If the rest of your scores when added together with the nett double bogey at the 4th produced a total below the Competition Standard Scratch score for the day, your handicap will have been cut accordingly.

Other than making the handicap more reflective of a player's true ability, there are a couple of other good effects of Clause 19:

- It means a player still has something to play for in a strokeplay competition, even if they don’t finish a hole early in their round. You could still save 0.1, or even get cut. This is something all golfers should be aware of… how many are?

- It helps prevent a player from protecting their handicap. So: someone plays a blinder but then suddenly realises on the 18th tee they’re heading for a monumental cut just prior to the Club handicap knockout the following day; they “accidentally” knock a couple out-of-bounds then develop the yips on the green, finally knocking the ball in for a 14. Clause 19 won’t let them off with this sort of chicanery. For handicap, the 14 will be knocked down to a nett double bogey and they’ll, almost certainly, still be cut.

Fergus Bisset
Contributing Editor

Fergus is Golf Monthly's resident expert on the history of the game and has written extensively on that subject. He is a golf obsessive and 1-handicapper. Growing up in the North East of Scotland, golf runs through his veins and his passion for the sport was bolstered during his time at St Andrews university studying history. He went on to earn a post graduate diploma from the London School of Journalism. Fergus has worked for Golf Monthly since 2004 and has written two books on the game; "Great Golf Debates" together with Jezz Ellwood of Golf Monthly and the history section of "The Ultimate Golf Book" together with Neil Tappin , also of Golf Monthly. 

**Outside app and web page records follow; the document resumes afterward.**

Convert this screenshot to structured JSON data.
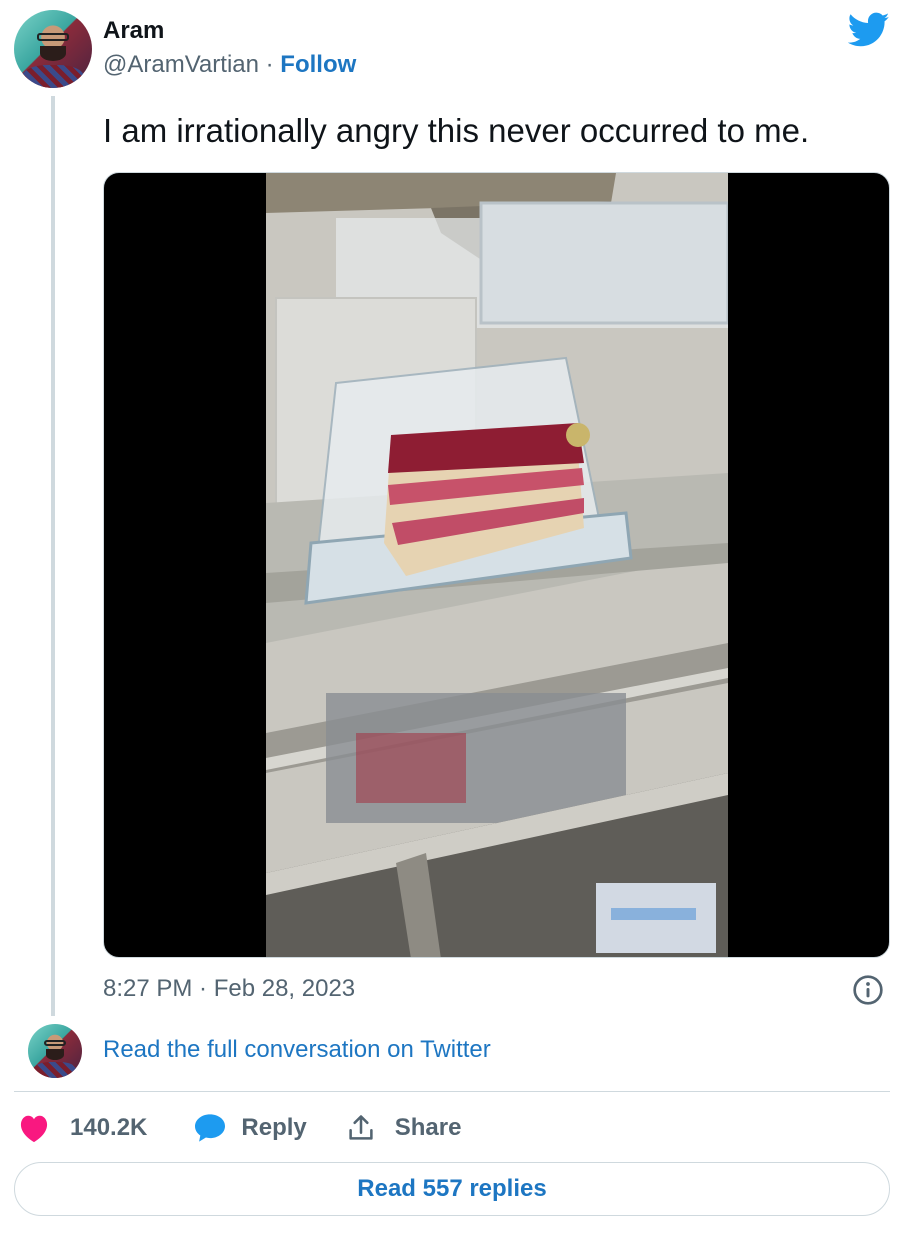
{
  "author": {
    "name": "Aram",
    "handle": "@AramVartian",
    "separator": " · ",
    "follow_label": "Follow"
  },
  "tweet": {
    "text": "I am irrationally angry this never occurred to me.",
    "timestamp": "8:27 PM · Feb 28, 2023"
  },
  "conversation_link": "Read the full conversation on Twitter",
  "actions": {
    "likes_count": "140.2K",
    "reply_label": "Reply",
    "share_label": "Share"
  },
  "read_replies_label": "Read 557 replies",
  "icons": {
    "brand": "twitter-bird-icon",
    "info": "info-icon",
    "like": "heart-icon",
    "reply": "speech-bubble-icon",
    "share": "share-upload-icon"
  },
  "colors": {
    "link": "#1d76c2",
    "twitter_blue": "#1d9bf0",
    "like_pink": "#f91880",
    "muted_text": "#536471",
    "border": "#cfd9de"
  }
}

Fergus once shanked a ball from just over Granny Clark's Wynd on the 18th of the Old Course that struck the St Andrews Golf Club and rebounded into the Valley of Sin, from where he saved par. Who says there's no golfing god?